The Shire is one of the largest horses in the world and originated in the "Shires" of England. They are a descendant of the "Old English Black Horse" whose ancestors were the great horses of the medieval era. It stands between 16.2 hands and 19 hands, with the average being 17.1 hands and may be black, brown, bay, grey, or chestnut (rare) in color. The Shire is an extremely strong, large-barrelled horse with long legs and great amounts of hair and feather on the lower legs, resembling the well-known Clydesdale horse. The average Shire weighs 1 ton and is capable of pulling a 5 ton load. These magnificant animals have a gentle, kind, and docile disposition. Very strong horses, they were used to work the land for agriculture in several parts of our country, but the versatile Shire is proving to be an excellent athlete and excels in a variety of disciplines, including Dressage, Jumping, English/Western Pleasure, Driving, and given their calm, easy-going nature make great Trail horses. They are forward moving with both knee and hock action. The Shire is a rare breed of horse, with an estimated fewer than 2,000 animals in the worldwide population. It is on the "critical" list of the American Livestock Breeds Conservancy and is considered "at risk" by the Rare Breeds Survival Trust in Great Britain, its native country. Currently there is one registry in America that registers the Shire, the American Shire Horse Association.
BRABANT HORSE (European Belgian)

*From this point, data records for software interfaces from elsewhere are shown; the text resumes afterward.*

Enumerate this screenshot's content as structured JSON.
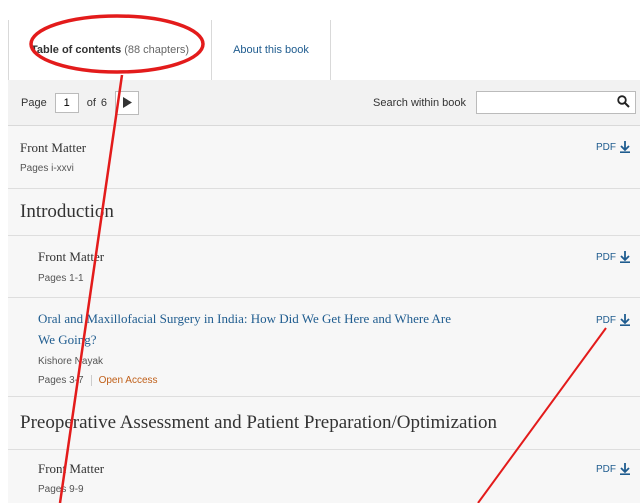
{
  "tabs": {
    "toc_label": "Table of contents",
    "toc_count": "(88 chapters)",
    "about_label": "About this book"
  },
  "pager": {
    "page_label": "Page",
    "page_value": "1",
    "of_label": "of",
    "total_pages": "6",
    "search_label": "Search within book",
    "search_value": ""
  },
  "entries": [
    {
      "title": "Front Matter",
      "pages": "Pages i-xxvi",
      "pdf": "PDF"
    }
  ],
  "sections": [
    {
      "heading": "Introduction",
      "items": [
        {
          "title": "Front Matter",
          "pages": "Pages 1-1",
          "pdf": "PDF"
        },
        {
          "title_line1": "Oral and Maxillofacial Surgery in India: How Did We Get Here and Where Are",
          "title_line2": "We Going?",
          "author": "Kishore Nayak",
          "pages": "Pages 3-7",
          "access": "Open Access",
          "pdf": "PDF"
        }
      ]
    },
    {
      "heading": "Preoperative Assessment and Patient Preparation/Optimization",
      "items": [
        {
          "title": "Front Matter",
          "pages": "Pages 9-9",
          "pdf": "PDF"
        }
      ]
    }
  ],
  "colors": {
    "link": "#1f5c8f",
    "open_access": "#c0601a",
    "annotation": "#e31b1b"
  },
  "icons": {
    "next": "play-triangle-icon",
    "search": "magnifier-icon",
    "download": "download-arrow-icon"
  }
}
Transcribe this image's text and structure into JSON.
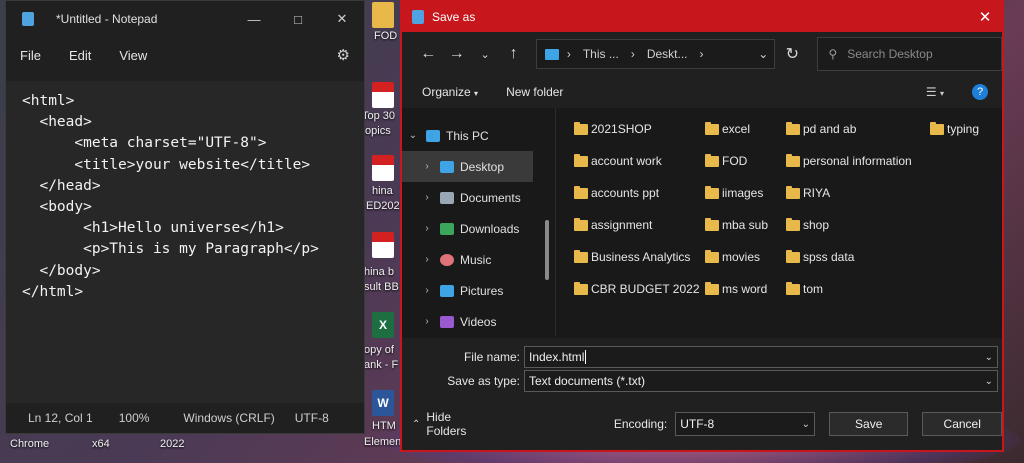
{
  "desktop": {
    "labels": [
      "FOD",
      "Top 30",
      "topics",
      "hina",
      "ED202",
      "hina b",
      "sult BB",
      "opy of",
      "ank - F",
      "HTM",
      "Elemen",
      "Chrome",
      "x64",
      "2022"
    ]
  },
  "notepad": {
    "title": "*Untitled - Notepad",
    "menu": [
      "File",
      "Edit",
      "View"
    ],
    "code": [
      "<html>",
      "  <head>",
      "      <meta charset=\"UTF-8\">",
      "",
      "      <title>your website</title>",
      "  </head>",
      "  <body>",
      "       <h1>Hello universe</h1>",
      "       <p>This is my Paragraph</p>",
      "  </body>",
      "</html>"
    ],
    "status": {
      "position": "Ln 12, Col 1",
      "zoom": "100%",
      "line_endings": "Windows (CRLF)",
      "encoding": "UTF-8"
    }
  },
  "dialog": {
    "title": "Save as",
    "address": [
      "This ...",
      "Deskt..."
    ],
    "search_placeholder": "Search Desktop",
    "toolbar": {
      "organize": "Organize",
      "new_folder": "New folder"
    },
    "nav": [
      {
        "label": "This PC",
        "color": "#3ea4e6"
      },
      {
        "label": "Desktop",
        "color": "#3ea4e6"
      },
      {
        "label": "Documents",
        "color": "#9aa7b5"
      },
      {
        "label": "Downloads",
        "color": "#3aa55b"
      },
      {
        "label": "Music",
        "color": "#e0727a"
      },
      {
        "label": "Pictures",
        "color": "#3ea4e6"
      },
      {
        "label": "Videos",
        "color": "#9b59d0"
      }
    ],
    "files": [
      "2021SHOP",
      "account work",
      "accounts ppt",
      "assignment",
      "Business Analytics",
      "CBR BUDGET 2022",
      "excel",
      "FOD",
      "iimages",
      "mba sub",
      "movies",
      "ms word",
      "pd and ab",
      "personal information",
      "RIYA",
      "shop",
      "spss data",
      "tom",
      "typing"
    ],
    "form": {
      "file_name_label": "File name:",
      "file_name_value": "Index.html",
      "save_type_label": "Save as type:",
      "save_type_value": "Text documents (*.txt)"
    },
    "footer": {
      "hide_folders": "Hide Folders",
      "encoding_label": "Encoding:",
      "encoding_value": "UTF-8",
      "save": "Save",
      "cancel": "Cancel"
    },
    "accent": "#c7171c"
  }
}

Brabants or European Belgians are the foundation horse for the American Belgian. The Brabant and American Belgian share a similar origin in Europe, but after World War II the Brabant was bred in Europe to be stocky, short legged, and heavy bodied, and in the U.S. the Belgian was bred to be long legged, tall, and lighter bodied. The Brabant is a rare, exotic breed and is raised in several European countries. It goes by different names depending on the country. In southern Belgium, it is called the Cheval de trait, in northern Belgium, it is called the Belgisch Trekpaard, and the French call it the cheval Trait du Nord. Brabants are the heaviest, most docile of all draft breeds. They have a strong stocky body, thick muscular neck, large but neat head, and are heavy boned. Average height range is 15.2 hands to 17 hands high. Common colors are bay roan, blue roan, strawberry roan, red bay, and brown. These hardy animals are very easy keepers, with a quiet, gentle nature. They are very versatile and many are trained to ride and drive as well as work the fields. The Belgian Draft Horse Corporation registers the Brabant horse in America.